Selfie filters in Snapchat are one example of how algorithmic manipulation of images has become an everyday experience.

It was while she was working on her book on self-representation online that Jill Walker Rettberg began to develop the idea for her new ERC-project, Machine Vision in Everyday Life: Playful Interactions with Visual Technologies in Digital Art, Games, Narratives and Social Media. Studying selfies, she realised that the ways we use visual technologies is changing, and that these changes are impacting us in very significant ways. Selfies are much more than just self-portraits. They are algorithmically encoded, manipulated by filters, and run through facial recognition algorithms. Holding a camera up to our face can now be a way of proving our identity so we can unlock our phone, or to get money from a bank account - or we might be photographed as a way of assessing our emotional state - for security reasons, to sell us something or simply to personalise a service. Our phones run each image we take through image recognition algorithms to sort and tag our photos.

All these are examples of everyday machine vision. Rettberg argues that the ubiquity of machine vision is a shift in representational technologies as vast as the introduction of the printing press, or of linear perspective, and will lead to as significant changes in our society. 

The project MACHINE VISION will explore machine vision from three perspectives. As a foundation, Rettberg and her team will study theories and histories of visual technologies and current machine vision. Then, three PhD students will analyse digital art, computer games and narratives (e.g. science fiction novels, movies or electronic literature) that use machine vision as theme or interface. Third, an ethnographer will examine the experiences of users and developers of consumer-grade machine vision apps through fieldwork and interviews.  Three main research questions are woven through all the approaches, addressing 1) new kinds of agency and subjectivity; 2) visual data as malleable; 3) values and biases.

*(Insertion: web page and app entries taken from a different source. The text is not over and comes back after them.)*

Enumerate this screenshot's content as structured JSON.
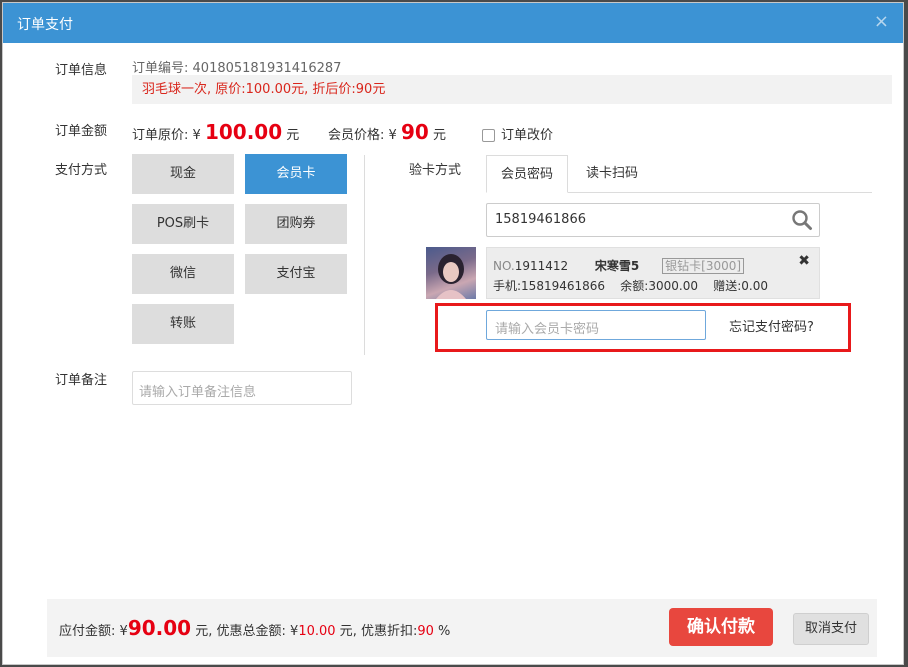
{
  "dialog": {
    "title": "订单支付",
    "close_icon": "×"
  },
  "order_info": {
    "label": "订单信息",
    "order_no_label": "订单编号:",
    "order_no": "401805181931416287",
    "promo_text": "羽毛球一次, 原价:100.00元, 折后价:90元"
  },
  "order_amount": {
    "label": "订单金额",
    "original_label": "订单原价:",
    "currency": "¥",
    "original_value": "100.00",
    "unit": "元",
    "member_label": "会员价格:",
    "member_value": "90",
    "edit_price_label": "订单改价"
  },
  "payment": {
    "label": "支付方式",
    "methods": [
      {
        "label": "现金",
        "active": false
      },
      {
        "label": "会员卡",
        "active": true
      },
      {
        "label": "POS刷卡",
        "active": false
      },
      {
        "label": "团购券",
        "active": false
      },
      {
        "label": "微信",
        "active": false
      },
      {
        "label": "支付宝",
        "active": false
      },
      {
        "label": "转账",
        "active": false
      }
    ]
  },
  "card_verify": {
    "label": "验卡方式",
    "tabs": [
      {
        "label": "会员密码",
        "active": true
      },
      {
        "label": "读卡扫码",
        "active": false
      }
    ],
    "search_value": "15819461866",
    "search_icon": "search-icon"
  },
  "member": {
    "no_label": "NO.",
    "no": "1911412",
    "name": "宋寒雪5",
    "card_type": "银钻卡[3000]",
    "phone_label": "手机:",
    "phone": "15819461866",
    "balance_label": "余额:",
    "balance": "3000.00",
    "gift_label": "赠送:",
    "gift": "0.00",
    "remove_icon": "✖"
  },
  "password": {
    "placeholder": "请输入会员卡密码",
    "forgot_label": "忘记支付密码?"
  },
  "remark": {
    "label": "订单备注",
    "placeholder": "请输入订单备注信息"
  },
  "footer": {
    "payable_label": "应付金额:",
    "currency": "¥",
    "payable_value": "90.00",
    "unit": "元",
    "discount_total_label": "优惠总金额:",
    "discount_total_value": "10.00",
    "discount_rate_label": "优惠折扣:",
    "discount_rate_value": "90",
    "percent": "%",
    "confirm_label": "确认付款",
    "cancel_label": "取消支付"
  },
  "colors": {
    "primary": "#3c93d4",
    "accent_red": "#e60012",
    "confirm_bg": "#e8473e",
    "highlight_frame": "#e8191b"
  }
}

The three PhD positions will be advertised in mid-2018 to start in January 2020. An MA degree with a research thesis in a relevant area (e.g. digital culture, media studies, comparative literature, art or game studies) and a thesis proposal that is appropriate for the project will be required. A three year position for an researcher with a PhD and experience conducting digital ethnography will be advertised in mid-2019 to begin in January 2021. In addition there will be a 50% administrative position throughout and technical support. A five-page summary of the project is available

The project will be hosted by the Digital Culture Research Group, and will also work closely with the Electronic Literature Research Group